Thursday, 9 December 2010

Car Ownership Conundrum

About a little over a year ago, I finally got myself a brand new car, which replaced the ageing Proton Wira my family had since 1997. Now, it isn’t a particularly big car or one that could even remotely be considered luxurious, or flashy (I am not one of those who dream of Porsche-ing around town; a two-seater car is so ludicrously impractical). It is a simple Proton Persona, an economical and easy to drive sedan with a slightly sporty look.

I chose this car mainly because it was a good drive and most Persona owners were very (if not extremely) satisfied with the design, engineering and technology that went into it. You could say it was a logical choice, added to the fact that it was sitting squarely in what I could afford.

Proton has several classes or standards for this model, starting with the basic Baseline, onwards to Medium line, then upwards to the High line and a final notch up, the High line Special Edition or S.E. In all honestly, the Baseline version would have sufficed, but such is the story of my life, I lusted for the SE.

I postulated that I could afford the monthly bank installments with some cut backs on my current lifestyle and habits. The first day the car was delivered to me was a special day. It a strange mix of pride, for finally owning my own shiny new ride and ahem, I am driving an SE! (I guess this is the same feeling Ferraris would give to its buyers).
My baby! All clean and polished to a gleam.
I have been everywhere in it as far as Penang and Johor, to work, for short gallivanting jaunts and run-arounds. Truth be told, I am satisfied with the build quality and reliability of my car, despite what Proton naysayers are spouting.

However, I have failed to take into consideration the actual cost of owning a ride isn’t so much the monthly installments, but the actual running costs – road tax, yearly insurance, fuel, parts replacement, servicing and all other maintenance related money-sinkers like washing, polish and waxes and those assorted bits we not necessarily need but want nonetheless for the car.
Some say the 'snow-wash' type of cleaning is bad for the paint job. Is this so?
A friend recently told me of his plans to also get a car for himself and I found myself cautioning him the realities of car ownership. I certainly wasn’t trying to scare him against getting one, but I may have come across rather strongly in my advising.

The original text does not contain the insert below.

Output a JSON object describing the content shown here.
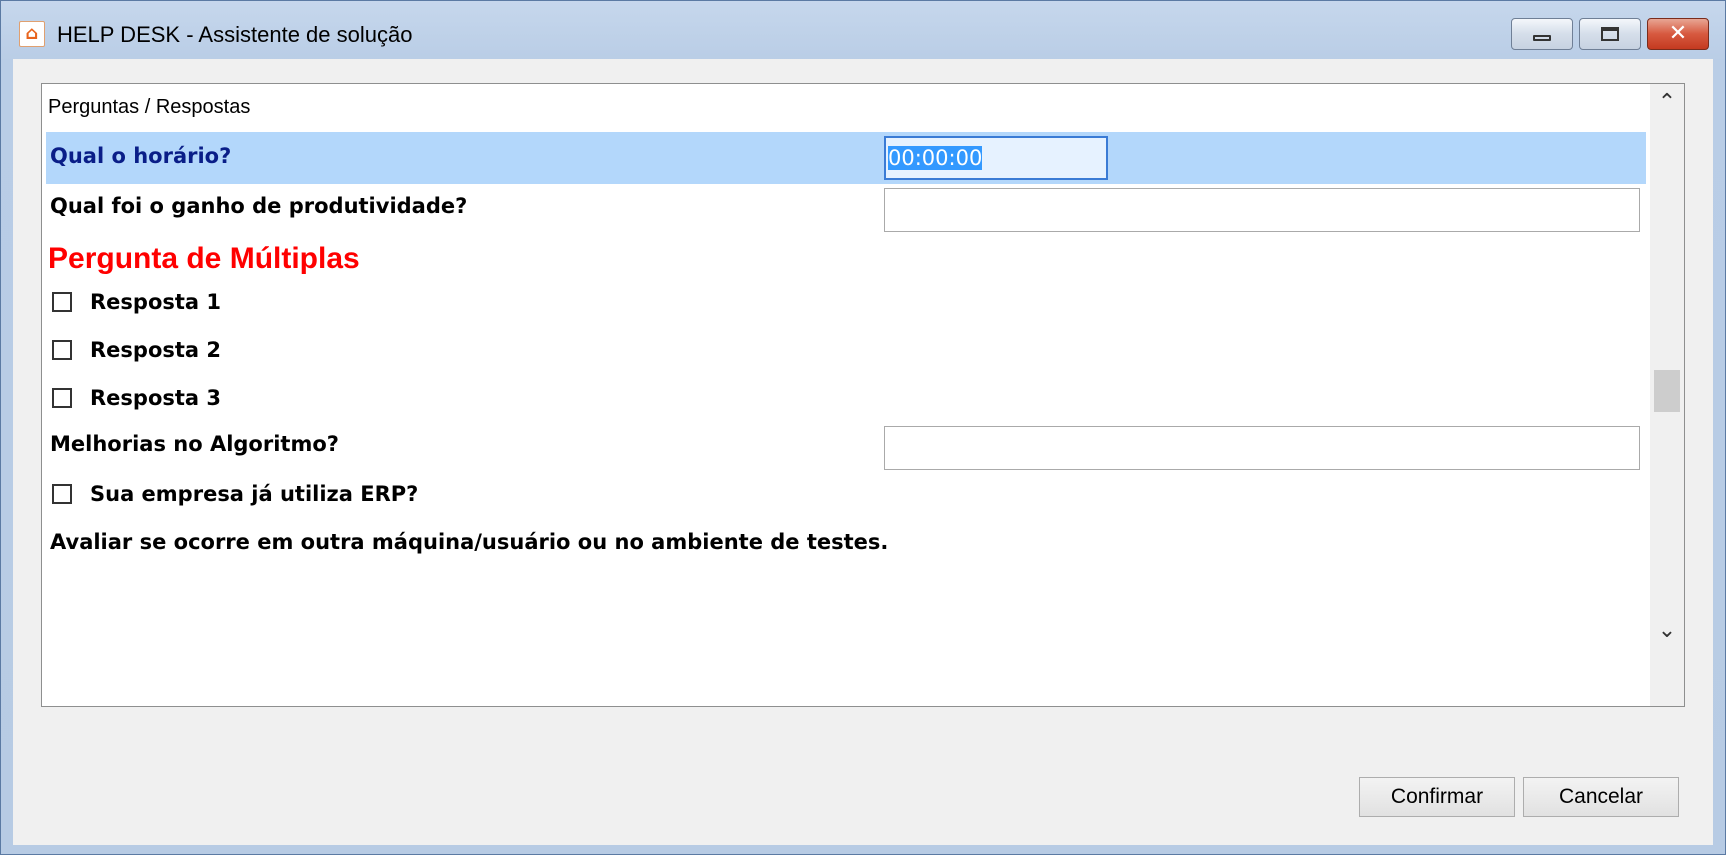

I wish someone had taken the time to guide me on what I need to really look at. Obviously, having an ‘SE’ labeled car automatically makes you feel like one is part of an elite few (yes, never mind the fact that it is only a Proton), but there is much I should have known in hind sight.

Roughly two weeks ago, I sent my car in for a major servicing as it had already clocked 40,000 kms. The car was of course equipped with maintenance schedule and it urged to get certain things done, lest the car warranty kaput. Drove to my usual car service guys and got them to do what is needed.

And these little things made the owner go ouch ouch ouch!
Treatment time! Removing the gungy transmission and engine oils.
Thus my bill came out like this:

RM 18  : Air Filter                                                
RM 12  : Oil Filter                                                 
RM 18  : Engine Treatment                                    
RM 97  : Engine Oil 4 Liters                                   
RM 18  : Engine Cleaner                                        
RM 175: Automatic Transmission Fluid 5 Liters       
RM 3.5 : Windshield Cleaner                                  
RM 12  : Radiator Coolant                                    
RM 60  : Major Service Charges                            

TOTAL = RM 498.50.

I ended up gasping for air a few moments thereafter. The service mechanic also recommended that I change the front wheel brake pads (estimated at RM75 a piece!), the brake fluid (good for a few more weeks) and maybe consider doing a proper car detailing (which is an estimated RM 1500 layered combination of washing, claying, polishing, waxing, buffing and re-waxing to restore the body paint quality) at a good detailing center.

Eeep! Uhm, next month please!

Most of my days are spent working how much I actually need to set aside for my car. Now I know why some consider owning vehicles as a liability instead of it being an asset.